“Not for me,” said Butler of the potential stress. “Not saying I’m untradeable but I don’t think about that. If I’m not in a Bulls uniform, I’ll give you a hug and say goodbye to you.”

Moments after Butler made his statement in the media room, the floodgates opened for the trade market as fellow Olympian DeMarcus Cousins was traded from the Sacramento Kings to the New Orleans Pelicans for what seemed to be mere fodder, pennies on the dollar for the most talented center in the NBA.

[SHOP: Get your Bulls gear right here]

While Cousins is far more of a handful than Butler could be, the trade almost signals a consistent truth that always bears repeating—that short of a select few, anybody can be traded.

Even a franchise altering talent like Cousins, who was traded to the city he was physically in for All-Star weekend, and included in the package of players was a guy who hit him in the groin last week (Buddy Hield), resulting in a Cousins outburst and ejection.

Butler has made his name with the Bulls, although not necessarily on the All-Star stage, a player who values defense and doesn’t have as much flash as some of the game’s shinier players.

With a six-point outing in 20 minutes, Butler was an on-court afterthought despite being a starter for the first time.

“Six? Should’ve gone for eight,” he sarcastically deadpanned.

In a relatively jovial mood through the weekend, Butler joked about the talk surrounding him and tried to brush it off as mere chatter as opposed to the franchise not seeing enough in him to make a firm commitment for the long-term, as the Boston Celtics are always hovering.

League sources expect the Celtics to engage the Bulls in conversations for the next few days, but nobody has a great feel for what either side is truly looking for.

But as Butler insisted, he’s only controlling what he can control, which is making himself a fixture for All-Star games to come as opposed to some of the first-timers who don’t know if they’ll get back here again.

“I think I got two underneath my belt,” Butler said. “I know what they’re feeling the first time, It’s so surreal like maybe I do belong here. That’s how I was thinking. Now it’s how do I get here every year? I think that’s the fun part, that’s the challenge.
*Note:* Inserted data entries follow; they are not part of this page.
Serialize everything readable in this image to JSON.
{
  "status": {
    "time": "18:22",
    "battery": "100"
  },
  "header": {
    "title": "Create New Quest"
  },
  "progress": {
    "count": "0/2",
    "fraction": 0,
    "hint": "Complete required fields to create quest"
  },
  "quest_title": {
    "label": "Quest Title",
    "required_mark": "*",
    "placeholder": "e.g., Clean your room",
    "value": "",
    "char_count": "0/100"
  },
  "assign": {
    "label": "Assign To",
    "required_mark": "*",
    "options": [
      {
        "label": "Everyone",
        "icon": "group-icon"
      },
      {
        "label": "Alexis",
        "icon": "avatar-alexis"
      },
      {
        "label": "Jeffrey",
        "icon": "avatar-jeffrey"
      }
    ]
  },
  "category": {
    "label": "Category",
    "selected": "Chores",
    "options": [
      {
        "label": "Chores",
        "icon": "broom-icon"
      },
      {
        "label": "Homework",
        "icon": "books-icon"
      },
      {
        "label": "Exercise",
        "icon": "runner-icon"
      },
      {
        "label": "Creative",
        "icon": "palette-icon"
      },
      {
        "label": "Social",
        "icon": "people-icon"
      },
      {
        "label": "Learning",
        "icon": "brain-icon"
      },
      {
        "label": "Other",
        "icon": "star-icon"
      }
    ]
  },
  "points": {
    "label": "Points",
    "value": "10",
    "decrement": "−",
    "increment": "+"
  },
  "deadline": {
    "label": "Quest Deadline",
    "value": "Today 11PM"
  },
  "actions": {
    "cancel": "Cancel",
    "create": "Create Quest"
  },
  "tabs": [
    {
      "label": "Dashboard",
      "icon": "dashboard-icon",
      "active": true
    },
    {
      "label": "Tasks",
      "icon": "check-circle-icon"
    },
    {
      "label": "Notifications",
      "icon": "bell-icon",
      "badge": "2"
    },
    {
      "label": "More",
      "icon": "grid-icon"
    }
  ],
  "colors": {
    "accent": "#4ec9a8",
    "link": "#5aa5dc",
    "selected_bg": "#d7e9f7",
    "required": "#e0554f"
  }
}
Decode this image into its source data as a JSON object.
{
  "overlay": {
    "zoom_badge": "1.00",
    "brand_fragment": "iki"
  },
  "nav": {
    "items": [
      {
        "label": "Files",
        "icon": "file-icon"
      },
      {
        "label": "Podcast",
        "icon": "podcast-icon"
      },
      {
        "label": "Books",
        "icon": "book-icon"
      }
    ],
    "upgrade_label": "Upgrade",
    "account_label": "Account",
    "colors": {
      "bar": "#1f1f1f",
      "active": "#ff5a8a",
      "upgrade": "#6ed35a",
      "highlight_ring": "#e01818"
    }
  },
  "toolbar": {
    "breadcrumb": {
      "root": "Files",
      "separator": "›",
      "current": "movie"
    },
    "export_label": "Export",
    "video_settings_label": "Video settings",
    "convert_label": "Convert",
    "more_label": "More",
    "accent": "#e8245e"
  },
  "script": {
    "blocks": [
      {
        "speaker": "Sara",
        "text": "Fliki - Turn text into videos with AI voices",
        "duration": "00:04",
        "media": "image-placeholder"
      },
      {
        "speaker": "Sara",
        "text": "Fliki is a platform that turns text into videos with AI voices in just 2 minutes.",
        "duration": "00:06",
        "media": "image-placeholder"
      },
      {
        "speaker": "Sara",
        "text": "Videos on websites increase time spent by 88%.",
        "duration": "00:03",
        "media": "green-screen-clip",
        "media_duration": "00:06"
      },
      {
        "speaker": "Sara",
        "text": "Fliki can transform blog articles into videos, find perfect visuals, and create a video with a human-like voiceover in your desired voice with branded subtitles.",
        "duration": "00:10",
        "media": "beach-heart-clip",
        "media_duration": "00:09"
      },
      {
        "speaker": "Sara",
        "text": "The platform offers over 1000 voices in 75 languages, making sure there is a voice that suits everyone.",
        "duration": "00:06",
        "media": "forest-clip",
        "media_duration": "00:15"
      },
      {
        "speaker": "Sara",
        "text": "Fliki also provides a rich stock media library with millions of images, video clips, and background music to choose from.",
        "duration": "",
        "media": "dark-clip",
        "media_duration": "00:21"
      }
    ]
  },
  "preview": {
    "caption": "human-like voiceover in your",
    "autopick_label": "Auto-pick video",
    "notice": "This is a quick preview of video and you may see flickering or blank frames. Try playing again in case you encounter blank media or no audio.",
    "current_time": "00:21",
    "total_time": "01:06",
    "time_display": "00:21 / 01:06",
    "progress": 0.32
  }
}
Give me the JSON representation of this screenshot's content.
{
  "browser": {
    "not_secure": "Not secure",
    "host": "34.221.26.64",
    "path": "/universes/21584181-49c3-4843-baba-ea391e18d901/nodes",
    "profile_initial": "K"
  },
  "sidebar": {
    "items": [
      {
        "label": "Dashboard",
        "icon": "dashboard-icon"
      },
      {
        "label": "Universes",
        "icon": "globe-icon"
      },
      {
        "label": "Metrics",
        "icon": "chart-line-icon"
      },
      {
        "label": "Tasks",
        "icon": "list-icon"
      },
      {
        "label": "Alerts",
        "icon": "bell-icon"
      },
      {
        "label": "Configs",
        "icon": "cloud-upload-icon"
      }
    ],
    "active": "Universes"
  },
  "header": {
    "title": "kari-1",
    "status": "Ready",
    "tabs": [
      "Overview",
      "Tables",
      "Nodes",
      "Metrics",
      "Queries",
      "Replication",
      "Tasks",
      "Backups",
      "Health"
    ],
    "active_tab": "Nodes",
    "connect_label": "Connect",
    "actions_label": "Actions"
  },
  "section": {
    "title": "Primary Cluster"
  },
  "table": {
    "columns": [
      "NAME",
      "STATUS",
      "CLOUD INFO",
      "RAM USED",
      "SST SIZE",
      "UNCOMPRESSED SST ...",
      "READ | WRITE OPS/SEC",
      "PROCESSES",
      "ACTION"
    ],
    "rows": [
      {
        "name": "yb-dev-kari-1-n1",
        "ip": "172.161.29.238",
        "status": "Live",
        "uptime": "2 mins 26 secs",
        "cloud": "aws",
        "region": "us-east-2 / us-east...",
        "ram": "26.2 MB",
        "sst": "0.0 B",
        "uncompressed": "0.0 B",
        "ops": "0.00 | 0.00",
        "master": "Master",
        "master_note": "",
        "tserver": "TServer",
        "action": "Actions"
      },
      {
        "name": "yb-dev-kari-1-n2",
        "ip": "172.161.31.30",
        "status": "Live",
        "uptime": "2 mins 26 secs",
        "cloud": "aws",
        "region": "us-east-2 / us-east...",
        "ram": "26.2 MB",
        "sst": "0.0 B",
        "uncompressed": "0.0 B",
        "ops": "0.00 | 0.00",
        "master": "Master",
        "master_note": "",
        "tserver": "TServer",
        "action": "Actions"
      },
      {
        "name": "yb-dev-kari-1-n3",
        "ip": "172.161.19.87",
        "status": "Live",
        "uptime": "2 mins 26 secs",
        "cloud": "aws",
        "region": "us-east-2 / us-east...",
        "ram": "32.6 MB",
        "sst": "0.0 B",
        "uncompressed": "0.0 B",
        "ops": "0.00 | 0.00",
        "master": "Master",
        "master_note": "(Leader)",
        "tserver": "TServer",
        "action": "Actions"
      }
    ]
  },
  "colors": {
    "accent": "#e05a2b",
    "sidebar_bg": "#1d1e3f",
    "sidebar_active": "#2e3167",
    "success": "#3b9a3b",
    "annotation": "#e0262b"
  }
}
A lot of those guys have done it 10-plus years, hopefully I’m one.”

The only question seems to be, which uniform will it be in because the crazy season has begun.